◆ AIM OF THE TASK
Word for word, print all of the lines below.

◆ EXTRACTED RECORDS
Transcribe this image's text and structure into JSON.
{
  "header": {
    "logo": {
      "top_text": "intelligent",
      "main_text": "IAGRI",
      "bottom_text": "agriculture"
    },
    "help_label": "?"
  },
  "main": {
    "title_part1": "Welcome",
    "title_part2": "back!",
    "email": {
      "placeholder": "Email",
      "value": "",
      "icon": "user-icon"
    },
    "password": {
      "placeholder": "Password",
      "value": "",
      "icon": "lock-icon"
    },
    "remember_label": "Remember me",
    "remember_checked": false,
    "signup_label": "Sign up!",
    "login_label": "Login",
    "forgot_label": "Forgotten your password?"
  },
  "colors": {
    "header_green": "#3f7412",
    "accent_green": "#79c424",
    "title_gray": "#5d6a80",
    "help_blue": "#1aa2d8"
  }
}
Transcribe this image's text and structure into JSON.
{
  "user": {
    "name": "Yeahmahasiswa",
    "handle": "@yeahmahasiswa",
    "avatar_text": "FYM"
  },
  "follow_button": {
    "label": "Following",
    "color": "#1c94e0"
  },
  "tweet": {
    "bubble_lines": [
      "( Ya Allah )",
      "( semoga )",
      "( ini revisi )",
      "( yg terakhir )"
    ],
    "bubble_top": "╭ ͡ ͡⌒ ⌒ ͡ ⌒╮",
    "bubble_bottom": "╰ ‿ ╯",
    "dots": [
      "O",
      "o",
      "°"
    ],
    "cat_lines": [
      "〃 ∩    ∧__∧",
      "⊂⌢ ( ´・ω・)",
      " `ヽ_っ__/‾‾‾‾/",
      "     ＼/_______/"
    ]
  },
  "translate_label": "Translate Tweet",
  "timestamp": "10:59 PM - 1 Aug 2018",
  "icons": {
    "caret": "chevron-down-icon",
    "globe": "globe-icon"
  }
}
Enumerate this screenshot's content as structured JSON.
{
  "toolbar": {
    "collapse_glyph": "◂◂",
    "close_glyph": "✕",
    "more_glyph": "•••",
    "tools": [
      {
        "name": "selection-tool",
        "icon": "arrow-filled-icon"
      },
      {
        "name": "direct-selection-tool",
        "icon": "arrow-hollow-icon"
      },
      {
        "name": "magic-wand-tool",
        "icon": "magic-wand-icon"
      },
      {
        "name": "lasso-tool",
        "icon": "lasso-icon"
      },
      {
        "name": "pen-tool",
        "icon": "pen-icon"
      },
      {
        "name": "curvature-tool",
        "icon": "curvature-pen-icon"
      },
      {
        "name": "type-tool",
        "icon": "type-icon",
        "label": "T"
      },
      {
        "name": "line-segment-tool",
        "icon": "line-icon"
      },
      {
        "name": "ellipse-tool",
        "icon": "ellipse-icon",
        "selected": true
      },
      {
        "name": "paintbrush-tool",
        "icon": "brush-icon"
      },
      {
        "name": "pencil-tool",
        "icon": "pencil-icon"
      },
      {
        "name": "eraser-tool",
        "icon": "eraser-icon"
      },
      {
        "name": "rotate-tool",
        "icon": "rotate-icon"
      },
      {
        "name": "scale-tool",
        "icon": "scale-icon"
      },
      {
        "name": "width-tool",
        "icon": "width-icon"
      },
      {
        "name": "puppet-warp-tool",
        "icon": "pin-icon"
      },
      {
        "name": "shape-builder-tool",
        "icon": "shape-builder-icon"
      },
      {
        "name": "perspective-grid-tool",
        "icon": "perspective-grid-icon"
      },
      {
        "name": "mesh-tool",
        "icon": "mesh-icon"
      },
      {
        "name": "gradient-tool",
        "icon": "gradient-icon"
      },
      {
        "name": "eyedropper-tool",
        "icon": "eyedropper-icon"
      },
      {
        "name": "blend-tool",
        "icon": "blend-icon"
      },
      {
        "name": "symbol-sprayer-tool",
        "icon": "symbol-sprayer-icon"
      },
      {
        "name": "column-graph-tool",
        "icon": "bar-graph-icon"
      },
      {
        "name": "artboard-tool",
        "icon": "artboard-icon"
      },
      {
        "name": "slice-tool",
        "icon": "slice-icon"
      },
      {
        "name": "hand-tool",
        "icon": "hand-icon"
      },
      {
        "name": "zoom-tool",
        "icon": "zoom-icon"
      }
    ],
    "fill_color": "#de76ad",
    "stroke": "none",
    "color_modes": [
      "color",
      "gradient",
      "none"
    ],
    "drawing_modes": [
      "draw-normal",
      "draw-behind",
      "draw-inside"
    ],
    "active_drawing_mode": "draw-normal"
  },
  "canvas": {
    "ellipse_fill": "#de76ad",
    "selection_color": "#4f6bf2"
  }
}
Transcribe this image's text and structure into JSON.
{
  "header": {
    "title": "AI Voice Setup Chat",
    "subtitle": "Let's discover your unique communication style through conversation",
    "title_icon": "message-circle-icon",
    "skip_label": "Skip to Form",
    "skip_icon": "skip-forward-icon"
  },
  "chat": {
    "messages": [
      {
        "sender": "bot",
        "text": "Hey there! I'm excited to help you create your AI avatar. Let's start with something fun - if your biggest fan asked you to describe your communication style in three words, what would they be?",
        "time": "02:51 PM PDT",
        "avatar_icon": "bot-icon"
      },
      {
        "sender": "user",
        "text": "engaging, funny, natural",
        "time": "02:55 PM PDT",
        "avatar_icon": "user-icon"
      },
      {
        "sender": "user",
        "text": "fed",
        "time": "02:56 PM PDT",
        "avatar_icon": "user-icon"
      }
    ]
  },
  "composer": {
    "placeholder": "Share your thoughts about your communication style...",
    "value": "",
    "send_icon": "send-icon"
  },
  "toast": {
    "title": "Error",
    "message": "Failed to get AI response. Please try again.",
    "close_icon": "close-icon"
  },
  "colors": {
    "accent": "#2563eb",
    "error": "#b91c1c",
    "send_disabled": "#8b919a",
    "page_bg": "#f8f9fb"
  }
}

◆ SOLUTION TO THIS TASK
Transcribe this image's text and structure into JSON.
{
  "header": {
    "logo": {
      "top_text": "intelligent",
      "main_text": "IAGRI",
      "bottom_text": "agriculture"
    },
    "help_label": "?"
  },
  "main": {
    "title_part1": "Welcome",
    "title_part2": "back!",
    "email": {
      "placeholder": "Email",
      "value": "",
      "icon": "user-icon"
    },
    "password": {
      "placeholder": "Password",
      "value": "",
      "icon": "lock-icon"
    },
    "remember_label": "Remember me",
    "remember_checked": false,
    "signup_label": "Sign up!",
    "login_label": "Login",
    "forgot_label": "Forgotten your password?"
  },
  "colors": {
    "header_green": "#3f7412",
    "accent_green": "#79c424",
    "title_gray": "#5d6a80",
    "help_blue": "#1aa2d8"
  }
}
Transcribe this image's text and structure into JSON.
{
  "user": {
    "name": "Yeahmahasiswa",
    "handle": "@yeahmahasiswa",
    "avatar_text": "FYM"
  },
  "follow_button": {
    "label": "Following",
    "color": "#1c94e0"
  },
  "tweet": {
    "bubble_lines": [
      "( Ya Allah )",
      "( semoga )",
      "( ini revisi )",
      "( yg terakhir )"
    ],
    "bubble_top": "╭ ͡ ͡⌒ ⌒ ͡ ⌒╮",
    "bubble_bottom": "╰ ‿ ╯",
    "dots": [
      "O",
      "o",
      "°"
    ],
    "cat_lines": [
      "〃 ∩    ∧__∧",
      "⊂⌢ ( ´・ω・)",
      " `ヽ_っ__/‾‾‾‾/",
      "     ＼/_______/"
    ]
  },
  "translate_label": "Translate Tweet",
  "timestamp": "10:59 PM - 1 Aug 2018",
  "icons": {
    "caret": "chevron-down-icon",
    "globe": "globe-icon"
  }
}
Enumerate this screenshot's content as structured JSON.
{
  "toolbar": {
    "collapse_glyph": "◂◂",
    "close_glyph": "✕",
    "more_glyph": "•••",
    "tools": [
      {
        "name": "selection-tool",
        "icon": "arrow-filled-icon"
      },
      {
        "name": "direct-selection-tool",
        "icon": "arrow-hollow-icon"
      },
      {
        "name": "magic-wand-tool",
        "icon": "magic-wand-icon"
      },
      {
        "name": "lasso-tool",
        "icon": "lasso-icon"
      },
      {
        "name": "pen-tool",
        "icon": "pen-icon"
      },
      {
        "name": "curvature-tool",
        "icon": "curvature-pen-icon"
      },
      {
        "name": "type-tool",
        "icon": "type-icon",
        "label": "T"
      },
      {
        "name": "line-segment-tool",
        "icon": "line-icon"
      },
      {
        "name": "ellipse-tool",
        "icon": "ellipse-icon",
        "selected": true
      },
      {
        "name": "paintbrush-tool",
        "icon": "brush-icon"
      },
      {
        "name": "pencil-tool",
        "icon": "pencil-icon"
      },
      {
        "name": "eraser-tool",
        "icon": "eraser-icon"
      },
      {
        "name": "rotate-tool",
        "icon": "rotate-icon"
      },
      {
        "name": "scale-tool",
        "icon": "scale-icon"
      },
      {
        "name": "width-tool",
        "icon": "width-icon"
      },
      {
        "name": "puppet-warp-tool",
        "icon": "pin-icon"
      },
      {
        "name": "shape-builder-tool",
        "icon": "shape-builder-icon"
      },
      {
        "name": "perspective-grid-tool",
        "icon": "perspective-grid-icon"
      },
      {
        "name": "mesh-tool",
        "icon": "mesh-icon"
      },
      {
        "name": "gradient-tool",
        "icon": "gradient-icon"
      },
      {
        "name": "eyedropper-tool",
        "icon": "eyedropper-icon"
      },
      {
        "name": "blend-tool",
        "icon": "blend-icon"
      },
      {
        "name": "symbol-sprayer-tool",
        "icon": "symbol-sprayer-icon"
      },
      {
        "name": "column-graph-tool",
        "icon": "bar-graph-icon"
      },
      {
        "name": "artboard-tool",
        "icon": "artboard-icon"
      },
      {
        "name": "slice-tool",
        "icon": "slice-icon"
      },
      {
        "name": "hand-tool",
        "icon": "hand-icon"
      },
      {
        "name": "zoom-tool",
        "icon": "zoom-icon"
      }
    ],
    "fill_color": "#de76ad",
    "stroke": "none",
    "color_modes": [
      "color",
      "gradient",
      "none"
    ],
    "drawing_modes": [
      "draw-normal",
      "draw-behind",
      "draw-inside"
    ],
    "active_drawing_mode": "draw-normal"
  },
  "canvas": {
    "ellipse_fill": "#de76ad",
    "selection_color": "#4f6bf2"
  }
}
Transcribe this image's text and structure into JSON.
{
  "header": {
    "title": "AI Voice Setup Chat",
    "subtitle": "Let's discover your unique communication style through conversation",
    "title_icon": "message-circle-icon",
    "skip_label": "Skip to Form",
    "skip_icon": "skip-forward-icon"
  },
  "chat": {
    "messages": [
      {
        "sender": "bot",
        "text": "Hey there! I'm excited to help you create your AI avatar. Let's start with something fun - if your biggest fan asked you to describe your communication style in three words, what would they be?",
        "time": "02:51 PM PDT",
        "avatar_icon": "bot-icon"
      },
      {
        "sender": "user",
        "text": "engaging, funny, natural",
        "time": "02:55 PM PDT",
        "avatar_icon": "user-icon"
      },
      {
        "sender": "user",
        "text": "fed",
        "time": "02:56 PM PDT",
        "avatar_icon": "user-icon"
      }
    ]
  },
  "composer": {
    "placeholder": "Share your thoughts about your communication style...",
    "value": "",
    "send_icon": "send-icon"
  },
  "toast": {
    "title": "Error",
    "message": "Failed to get AI response. Please try again.",
    "close_icon": "close-icon"
  },
  "colors": {
    "accent": "#2563eb",
    "error": "#b91c1c",
    "send_disabled": "#8b919a",
    "page_bg": "#f8f9fb"
  }
}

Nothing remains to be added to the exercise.